Lachow: ‘Freshman fifteen’ jokes, culture are harmful to college students

Hannah Lachow, Op-Ed Contributor

The photo is of a burger, some fries and a very appealing milkshake. The sun is out. The lake and a peep of Chicago are in the background. In every sense of the word, it is an aesthetically pleasing Snapchat. Plastered over this envy-warranting photo though, are a couple careless words: “freshman fifteen WE OUT!”

The idea of the freshman fifteen has infiltrated students’ lives to an insidious capacity, so common we almost don’t even notice it. We have all heard of the concept long before even coming to college — perhaps experienced it to varying degrees, perhaps not. Somehow, the commonality of the experience, combined with the alliteration of the words, makes joking about it seem almost trendy.

The truth, though? I have watched one too many freshmen struggle with weight gain and subsequent eating disorders for us to be making light of this topic. Gaining weight freshman year is surely understandable — eating at dining halls is conducive to binge eating or excessive meals, many students go out multiple nights a week and Evanston is jam-packed with some wonderful restaurants. This weight gain, in almost every case, is also 100 percent okay — a couple pounds here and there, logically, won’t kill any of us.

However, we have taken the prevalence and normalcy of this experience to justify jokes, which take the form of photo captions and the like, about food and weight. And while it is good to talk about and even normalize these issues, joking about them and plastering them on photos of food not only undermines the gravity of the issue; it actually exacerbates it. By labelling a Snapchat of a normal meal “yay freshman fifteen,” students encourage the idea that a mere meal can change the way you look or the number on the scale.

This might seem nit-picky — an unnecessary psychoanalysis of things like social media. And if weight gain didn’t hit teenage girls so hard, if it weren’t such an emotional and stress infused concept, perhaps it would be. Due to societal pressures and media’s harsh scrutiny of female bodies, vulnerable college freshman don’t take weight gain this logically. They are upset by their changing bodies, albeit natural, and troubled by their lack of self control. Often, this drives students into perpetual fear of weight gain or a constant desire to shed a couple pounds.

These fears and anxieties are far from harmless. Students are driven to count calories, avert meals and feel insecure overall. In conjunction with an already stressful and overwhelming year, these impacts hit hard, often leading to varying degrees of eating disorders and body dysmorphia.
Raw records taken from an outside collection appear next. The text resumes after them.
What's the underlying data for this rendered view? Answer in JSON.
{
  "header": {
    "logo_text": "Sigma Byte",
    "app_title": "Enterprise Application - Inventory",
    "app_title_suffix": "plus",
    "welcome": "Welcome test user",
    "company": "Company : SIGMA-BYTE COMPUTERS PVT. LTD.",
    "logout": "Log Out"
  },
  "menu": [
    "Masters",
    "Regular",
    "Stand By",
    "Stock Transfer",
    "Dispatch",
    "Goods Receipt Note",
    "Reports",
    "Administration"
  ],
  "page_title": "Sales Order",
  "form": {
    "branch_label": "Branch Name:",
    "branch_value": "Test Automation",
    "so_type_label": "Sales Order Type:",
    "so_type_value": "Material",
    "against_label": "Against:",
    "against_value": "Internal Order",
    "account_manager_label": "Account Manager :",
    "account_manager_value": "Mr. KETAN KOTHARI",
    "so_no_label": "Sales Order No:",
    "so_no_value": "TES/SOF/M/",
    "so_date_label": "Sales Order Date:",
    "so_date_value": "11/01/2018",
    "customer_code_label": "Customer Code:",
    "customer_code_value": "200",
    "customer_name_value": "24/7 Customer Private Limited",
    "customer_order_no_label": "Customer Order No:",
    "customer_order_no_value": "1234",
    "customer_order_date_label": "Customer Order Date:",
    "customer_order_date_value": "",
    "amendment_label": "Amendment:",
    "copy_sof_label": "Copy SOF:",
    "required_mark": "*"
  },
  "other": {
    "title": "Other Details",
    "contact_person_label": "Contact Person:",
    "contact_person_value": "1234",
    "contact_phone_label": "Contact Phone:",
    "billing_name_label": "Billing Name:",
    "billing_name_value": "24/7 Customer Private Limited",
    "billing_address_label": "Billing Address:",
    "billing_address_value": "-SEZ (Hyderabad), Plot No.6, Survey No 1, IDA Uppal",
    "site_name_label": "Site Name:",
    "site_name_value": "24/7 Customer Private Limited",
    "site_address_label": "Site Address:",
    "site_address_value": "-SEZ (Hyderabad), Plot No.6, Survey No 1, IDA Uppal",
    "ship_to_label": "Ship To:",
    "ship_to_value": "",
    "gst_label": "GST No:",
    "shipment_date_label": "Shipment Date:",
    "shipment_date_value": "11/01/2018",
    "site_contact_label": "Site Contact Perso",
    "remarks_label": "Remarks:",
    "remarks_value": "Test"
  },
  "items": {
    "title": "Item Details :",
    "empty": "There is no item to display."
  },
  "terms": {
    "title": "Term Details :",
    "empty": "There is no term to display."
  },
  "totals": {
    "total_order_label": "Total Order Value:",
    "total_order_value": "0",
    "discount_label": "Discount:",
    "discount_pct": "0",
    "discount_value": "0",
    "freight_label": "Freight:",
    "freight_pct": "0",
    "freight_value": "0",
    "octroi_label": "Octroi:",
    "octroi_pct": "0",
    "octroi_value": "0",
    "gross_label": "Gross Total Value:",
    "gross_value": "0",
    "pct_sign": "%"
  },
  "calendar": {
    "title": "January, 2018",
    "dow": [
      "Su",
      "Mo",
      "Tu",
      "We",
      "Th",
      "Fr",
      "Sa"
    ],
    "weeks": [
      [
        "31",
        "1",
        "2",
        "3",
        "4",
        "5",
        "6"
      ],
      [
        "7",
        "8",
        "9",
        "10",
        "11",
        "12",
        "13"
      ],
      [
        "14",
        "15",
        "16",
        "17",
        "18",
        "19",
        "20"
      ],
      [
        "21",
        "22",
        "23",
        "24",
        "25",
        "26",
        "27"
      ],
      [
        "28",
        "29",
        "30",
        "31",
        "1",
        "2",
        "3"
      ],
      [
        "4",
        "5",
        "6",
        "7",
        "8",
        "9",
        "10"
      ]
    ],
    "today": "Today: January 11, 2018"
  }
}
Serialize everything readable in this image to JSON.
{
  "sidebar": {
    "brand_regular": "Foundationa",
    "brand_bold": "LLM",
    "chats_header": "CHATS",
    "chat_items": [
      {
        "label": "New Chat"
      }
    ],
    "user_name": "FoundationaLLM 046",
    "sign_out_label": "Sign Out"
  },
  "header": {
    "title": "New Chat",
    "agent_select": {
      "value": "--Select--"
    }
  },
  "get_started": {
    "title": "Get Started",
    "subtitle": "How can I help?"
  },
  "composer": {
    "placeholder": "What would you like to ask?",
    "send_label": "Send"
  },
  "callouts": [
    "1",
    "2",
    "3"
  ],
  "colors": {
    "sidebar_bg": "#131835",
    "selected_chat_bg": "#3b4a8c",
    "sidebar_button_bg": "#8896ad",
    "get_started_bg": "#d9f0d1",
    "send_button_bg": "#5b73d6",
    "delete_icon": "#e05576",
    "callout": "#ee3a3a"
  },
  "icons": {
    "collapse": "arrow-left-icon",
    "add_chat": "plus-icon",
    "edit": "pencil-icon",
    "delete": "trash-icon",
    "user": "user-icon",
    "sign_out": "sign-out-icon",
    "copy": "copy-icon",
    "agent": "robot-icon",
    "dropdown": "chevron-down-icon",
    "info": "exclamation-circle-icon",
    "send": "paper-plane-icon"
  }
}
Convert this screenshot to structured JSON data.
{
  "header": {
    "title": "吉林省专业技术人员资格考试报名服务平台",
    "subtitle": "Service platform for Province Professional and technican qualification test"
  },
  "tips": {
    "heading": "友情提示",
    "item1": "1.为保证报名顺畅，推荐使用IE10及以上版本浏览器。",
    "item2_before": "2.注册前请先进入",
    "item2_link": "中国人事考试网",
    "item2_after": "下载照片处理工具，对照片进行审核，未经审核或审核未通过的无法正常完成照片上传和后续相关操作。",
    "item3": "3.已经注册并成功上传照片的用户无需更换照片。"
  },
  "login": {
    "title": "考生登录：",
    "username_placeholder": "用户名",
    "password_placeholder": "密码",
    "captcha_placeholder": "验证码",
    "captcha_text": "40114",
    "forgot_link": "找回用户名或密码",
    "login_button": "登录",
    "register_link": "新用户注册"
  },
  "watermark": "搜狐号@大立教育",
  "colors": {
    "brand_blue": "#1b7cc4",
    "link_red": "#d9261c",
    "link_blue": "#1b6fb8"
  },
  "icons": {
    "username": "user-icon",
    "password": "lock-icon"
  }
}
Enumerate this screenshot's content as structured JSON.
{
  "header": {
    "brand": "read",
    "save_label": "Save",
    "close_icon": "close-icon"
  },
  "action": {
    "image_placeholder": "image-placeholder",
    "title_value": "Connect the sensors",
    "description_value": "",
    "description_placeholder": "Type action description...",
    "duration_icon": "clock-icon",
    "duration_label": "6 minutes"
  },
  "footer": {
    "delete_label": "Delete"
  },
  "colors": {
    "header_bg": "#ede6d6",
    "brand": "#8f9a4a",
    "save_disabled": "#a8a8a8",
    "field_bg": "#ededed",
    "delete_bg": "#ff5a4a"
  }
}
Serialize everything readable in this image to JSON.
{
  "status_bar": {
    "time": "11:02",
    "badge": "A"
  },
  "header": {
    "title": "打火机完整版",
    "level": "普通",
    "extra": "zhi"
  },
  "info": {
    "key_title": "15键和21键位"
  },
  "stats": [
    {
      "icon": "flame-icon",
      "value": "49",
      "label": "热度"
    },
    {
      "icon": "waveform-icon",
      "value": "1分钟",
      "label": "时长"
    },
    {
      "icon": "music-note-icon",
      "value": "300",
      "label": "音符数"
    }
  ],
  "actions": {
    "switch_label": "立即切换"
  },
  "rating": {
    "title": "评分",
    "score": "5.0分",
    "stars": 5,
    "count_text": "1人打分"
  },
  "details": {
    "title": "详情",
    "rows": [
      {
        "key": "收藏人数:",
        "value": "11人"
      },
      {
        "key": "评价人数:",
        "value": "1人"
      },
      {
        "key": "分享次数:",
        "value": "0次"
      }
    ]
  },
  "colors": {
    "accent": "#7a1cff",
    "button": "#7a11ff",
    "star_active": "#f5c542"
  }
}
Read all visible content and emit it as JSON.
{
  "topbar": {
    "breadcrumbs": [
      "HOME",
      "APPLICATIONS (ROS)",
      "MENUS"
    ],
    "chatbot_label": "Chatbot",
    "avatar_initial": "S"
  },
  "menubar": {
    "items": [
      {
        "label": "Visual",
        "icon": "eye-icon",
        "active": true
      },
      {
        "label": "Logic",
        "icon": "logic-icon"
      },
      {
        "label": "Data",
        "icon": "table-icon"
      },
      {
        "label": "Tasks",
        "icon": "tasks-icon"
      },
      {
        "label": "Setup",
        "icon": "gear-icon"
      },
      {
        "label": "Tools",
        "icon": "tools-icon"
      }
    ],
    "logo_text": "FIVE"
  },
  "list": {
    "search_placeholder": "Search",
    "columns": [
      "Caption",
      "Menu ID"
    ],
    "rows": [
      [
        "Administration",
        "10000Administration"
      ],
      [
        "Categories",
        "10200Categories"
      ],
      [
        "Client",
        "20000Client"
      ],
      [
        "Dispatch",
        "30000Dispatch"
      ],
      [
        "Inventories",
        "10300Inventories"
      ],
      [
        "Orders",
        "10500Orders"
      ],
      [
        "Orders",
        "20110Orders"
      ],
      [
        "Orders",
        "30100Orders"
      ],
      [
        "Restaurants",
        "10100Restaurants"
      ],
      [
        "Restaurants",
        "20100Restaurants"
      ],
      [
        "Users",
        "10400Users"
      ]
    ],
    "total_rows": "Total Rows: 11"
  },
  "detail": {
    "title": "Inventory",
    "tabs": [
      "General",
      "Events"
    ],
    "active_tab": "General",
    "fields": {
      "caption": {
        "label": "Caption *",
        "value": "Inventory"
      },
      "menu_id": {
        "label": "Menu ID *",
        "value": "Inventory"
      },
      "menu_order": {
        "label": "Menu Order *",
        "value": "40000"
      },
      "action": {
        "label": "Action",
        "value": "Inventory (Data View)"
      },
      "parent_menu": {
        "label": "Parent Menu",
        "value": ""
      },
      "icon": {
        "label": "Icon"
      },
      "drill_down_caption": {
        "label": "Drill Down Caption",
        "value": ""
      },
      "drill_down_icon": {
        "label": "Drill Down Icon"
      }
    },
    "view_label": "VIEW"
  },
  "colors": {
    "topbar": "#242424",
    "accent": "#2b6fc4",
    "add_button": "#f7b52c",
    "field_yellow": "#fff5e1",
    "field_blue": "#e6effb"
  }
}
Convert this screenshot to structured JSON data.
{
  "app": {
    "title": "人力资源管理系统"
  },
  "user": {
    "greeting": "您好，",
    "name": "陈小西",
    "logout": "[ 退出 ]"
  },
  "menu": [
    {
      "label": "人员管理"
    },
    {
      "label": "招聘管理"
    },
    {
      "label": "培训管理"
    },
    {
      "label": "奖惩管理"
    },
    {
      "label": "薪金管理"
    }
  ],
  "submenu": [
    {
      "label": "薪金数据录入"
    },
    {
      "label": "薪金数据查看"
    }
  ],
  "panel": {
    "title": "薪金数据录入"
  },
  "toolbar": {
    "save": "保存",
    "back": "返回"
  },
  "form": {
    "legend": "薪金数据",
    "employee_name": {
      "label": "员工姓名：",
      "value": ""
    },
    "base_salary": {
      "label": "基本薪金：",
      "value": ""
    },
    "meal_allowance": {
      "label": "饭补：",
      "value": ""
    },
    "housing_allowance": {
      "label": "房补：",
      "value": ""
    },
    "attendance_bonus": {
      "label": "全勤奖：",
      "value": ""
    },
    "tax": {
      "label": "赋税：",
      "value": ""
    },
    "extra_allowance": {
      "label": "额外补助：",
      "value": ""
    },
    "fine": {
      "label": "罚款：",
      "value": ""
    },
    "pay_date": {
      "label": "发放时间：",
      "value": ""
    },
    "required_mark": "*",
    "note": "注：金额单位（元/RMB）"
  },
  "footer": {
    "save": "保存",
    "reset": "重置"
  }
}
Additionally, many of us were taught a misconstrued conception of eating disorders that they are limited to extreme forms of anorexia and bulimia — assuming that it happens to the ballerinas, the models, the girls who’ve never touched chocolate — but they can affect anyone. This misconception, in tandem with the independent nature of college, allows these issues to skid under the radar without confrontation for far too long. We don’t have our parents here monitoring what we eat. Often, meals are solitary endeavors between classes.

The responsibility for change here is one to be shared. First of all, the student body should make a concerted effort not to mock or stigmatize the “freshman fifteen.” This is not something to be joked about or made into an Instagram caption, but also not something to be painted as “abnormal,” because it simply isn’t. Additionally, the University itself should do a better job serving as an educational facilitator for this matter.

While none of us want to add yet another True Northwestern Dialogue to an already long and busy Wildcat Welcome, NU should spend some time during this week emphasizing the prevalence of freshman weight gain and possible ways to maintain a healthy lifestyle even in the midst of tight budgets and pizza and cookie-filled dining halls. NU should additionally attempt to deconstruct preconceived notions we have about eating disorders and what constitutes unhealthy behavior. Eating disorders, just like the human body, come in all shapes and forms. Avoiding meals, feeling anxious after consuming dessert or carbs, hypersensitivity to what snacks you choose to consume — these are all degrees of problematic eating habits and often signal pre-bulimic or pre-anorexic behavior. NU, whether through Peer Adviser emphasis or adding onto a pre-existing TND, should make sure this is emphasized to incoming freshmen.

These issues exist at every school, not just NU. They stem from larger, societal notions about beauty. Being careful about Snapchat captions and holding your tongue at certain jokes might feel petty in the face of problems this widespread. And even if NU stresses the importance of these issues, as I suggest above, they will still exist. I am not going to pretend that these proposed remedies will subdue these norms, unfortunately. They will, however, minimize the impact they have on us, and hopefully encourage freshmen to live healthy lifestyles, in all senses of the word.

Hannah Lachow is a Weinberg freshman. She can be contacted at [email protected]. If you would like to respond publicly to this column, send a Letter to the Editor to [email protected]. The views expressed in this piece do not necessarily reflect the views of all staff members of The Daily Northwestern.